        Pope immediately put Walke to work dislodging the Confederate counter batteries opposite New Madrid and Point Pleasant to secure his armies crossing. The Carondelet made short work of it, demonstrating the superiority of the Federal gunboats against small land batteries. The morning of the 7th a second ironclad, the Pittsburg arrived in time to cover the armies crossing into Tennessee.


        At last the major part of Pope's army, which now numbered nearly 25,000 had arrived on the Tennessee shore. MacKall's force headed south for Tiptonville with Pope's pursuing army in his rear. A few brief rear guard actions were attempted, but the Rebel's would not stand their ground. Outnumbered and outgunned MacKall's force stopped on the western outskirts of Tiptonville the evening of the 7th. The trap was set. Colonel James D. Morgan's Brigade marched past Tiptonville on the river (east) side and occupied the South end of town and Col. Gilbert W. Cumming's Brigade moved in on MacKall from the North. MacKall had nowhere to go with Reelfoot Lake to his west. At 2 A.M. he sent word to the Federals of his surrender.
        As for the island itself, early on the 7th word reached it's acting commander Captain Andrew Jackson, Jr., the former President's step-son, that Pope had crossed the river. The Confederates quickly set to work trying to plug the river by sinking eight steamers in the channel. By late afternoon many of the heavy artillery companies, together with some of the remaining infantry began crossing Reelfoot Lake by any means available. The island was formally surrendered to Foote at 3:45 A.M. on the morning of the 8th.
        Pope reported to Halleck that he had captured 7,076 men, along with all arms and artillery. In reality it was closer to 4000. Contemporary Confederate writers during and after the war disputed Pope's figures, but most historians have accepted them at face value. The dispute is unfortunate, since the campaign was tactically brilliant, Pope's personality flaws aside. On the Confederate side some measure of success has to be considered too. After all, 4000 men kept the Army of the Mississippi at bay for 5 weeks at a time when numbers were critical in the west.
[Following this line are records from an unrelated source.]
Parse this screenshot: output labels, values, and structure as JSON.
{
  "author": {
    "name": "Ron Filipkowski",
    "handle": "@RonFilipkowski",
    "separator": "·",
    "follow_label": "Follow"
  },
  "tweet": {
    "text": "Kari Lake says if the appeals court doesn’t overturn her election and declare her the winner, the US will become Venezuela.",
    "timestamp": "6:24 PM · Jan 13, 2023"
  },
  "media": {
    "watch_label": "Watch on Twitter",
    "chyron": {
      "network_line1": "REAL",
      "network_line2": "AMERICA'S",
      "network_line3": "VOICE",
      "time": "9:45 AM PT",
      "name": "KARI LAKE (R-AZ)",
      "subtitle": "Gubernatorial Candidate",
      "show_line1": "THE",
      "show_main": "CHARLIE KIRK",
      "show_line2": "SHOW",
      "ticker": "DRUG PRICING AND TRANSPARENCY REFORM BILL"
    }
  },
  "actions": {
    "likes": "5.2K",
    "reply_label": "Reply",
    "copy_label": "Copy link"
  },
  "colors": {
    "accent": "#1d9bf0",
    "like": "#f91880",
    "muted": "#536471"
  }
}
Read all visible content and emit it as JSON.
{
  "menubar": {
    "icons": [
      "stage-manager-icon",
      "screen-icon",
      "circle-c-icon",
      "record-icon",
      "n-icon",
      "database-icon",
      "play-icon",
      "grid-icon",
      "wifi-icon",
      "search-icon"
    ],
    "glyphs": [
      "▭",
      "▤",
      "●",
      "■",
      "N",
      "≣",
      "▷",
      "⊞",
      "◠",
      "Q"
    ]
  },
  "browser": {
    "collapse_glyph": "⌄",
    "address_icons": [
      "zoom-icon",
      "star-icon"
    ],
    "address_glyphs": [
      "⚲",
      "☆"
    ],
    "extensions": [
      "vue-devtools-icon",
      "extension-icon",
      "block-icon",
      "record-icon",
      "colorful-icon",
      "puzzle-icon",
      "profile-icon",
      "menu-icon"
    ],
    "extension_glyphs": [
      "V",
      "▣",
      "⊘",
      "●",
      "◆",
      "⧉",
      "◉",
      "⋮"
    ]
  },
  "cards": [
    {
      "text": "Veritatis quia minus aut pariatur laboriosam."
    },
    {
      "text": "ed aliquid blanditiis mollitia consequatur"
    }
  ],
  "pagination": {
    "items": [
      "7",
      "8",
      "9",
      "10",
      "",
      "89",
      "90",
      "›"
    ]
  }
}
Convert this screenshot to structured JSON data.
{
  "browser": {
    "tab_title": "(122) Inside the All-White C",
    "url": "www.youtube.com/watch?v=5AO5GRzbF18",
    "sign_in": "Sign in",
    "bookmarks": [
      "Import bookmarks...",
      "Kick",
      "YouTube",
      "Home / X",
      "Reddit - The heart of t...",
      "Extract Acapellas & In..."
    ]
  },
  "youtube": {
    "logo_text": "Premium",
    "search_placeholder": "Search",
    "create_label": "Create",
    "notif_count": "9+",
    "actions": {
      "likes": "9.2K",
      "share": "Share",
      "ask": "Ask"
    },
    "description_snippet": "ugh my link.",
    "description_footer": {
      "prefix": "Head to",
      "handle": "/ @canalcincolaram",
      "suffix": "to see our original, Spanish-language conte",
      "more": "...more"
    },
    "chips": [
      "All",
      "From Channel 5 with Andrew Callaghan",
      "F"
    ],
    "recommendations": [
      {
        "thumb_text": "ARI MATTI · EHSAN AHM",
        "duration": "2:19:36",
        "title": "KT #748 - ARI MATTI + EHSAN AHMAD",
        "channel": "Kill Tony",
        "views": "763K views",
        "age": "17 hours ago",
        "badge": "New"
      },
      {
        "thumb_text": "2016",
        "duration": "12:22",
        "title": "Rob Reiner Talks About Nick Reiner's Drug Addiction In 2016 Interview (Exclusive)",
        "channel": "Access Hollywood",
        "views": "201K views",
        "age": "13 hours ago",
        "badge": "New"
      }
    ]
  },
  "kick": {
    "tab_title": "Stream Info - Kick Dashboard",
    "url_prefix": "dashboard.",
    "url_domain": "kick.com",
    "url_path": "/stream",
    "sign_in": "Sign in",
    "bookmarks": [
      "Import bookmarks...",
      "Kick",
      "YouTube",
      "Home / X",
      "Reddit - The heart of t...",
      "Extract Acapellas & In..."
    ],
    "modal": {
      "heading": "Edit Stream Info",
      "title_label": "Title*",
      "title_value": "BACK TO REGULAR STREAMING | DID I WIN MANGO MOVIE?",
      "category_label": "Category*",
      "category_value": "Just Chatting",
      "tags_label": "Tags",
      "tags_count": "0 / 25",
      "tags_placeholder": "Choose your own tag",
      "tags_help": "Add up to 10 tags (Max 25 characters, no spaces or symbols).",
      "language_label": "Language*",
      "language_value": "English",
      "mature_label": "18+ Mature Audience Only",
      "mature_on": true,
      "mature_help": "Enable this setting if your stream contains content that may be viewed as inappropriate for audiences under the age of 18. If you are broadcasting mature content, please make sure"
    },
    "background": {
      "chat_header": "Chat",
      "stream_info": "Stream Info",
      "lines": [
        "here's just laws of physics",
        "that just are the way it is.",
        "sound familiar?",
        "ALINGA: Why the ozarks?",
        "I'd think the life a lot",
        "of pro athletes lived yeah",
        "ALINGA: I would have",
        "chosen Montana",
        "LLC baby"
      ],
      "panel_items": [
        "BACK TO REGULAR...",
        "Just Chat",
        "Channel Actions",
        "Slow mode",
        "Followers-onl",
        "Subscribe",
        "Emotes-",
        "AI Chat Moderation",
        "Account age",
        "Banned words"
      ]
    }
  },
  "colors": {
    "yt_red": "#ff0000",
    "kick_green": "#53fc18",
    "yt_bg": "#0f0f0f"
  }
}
        In the final analysis, it was the one-two punch of combined operations that made the Federal Mississippi River campaign so successful. The Confederates never were able to develop a counter strategy. When Island 10 fell the Mississippi River was open all the way to Vicksburg for all practical purposes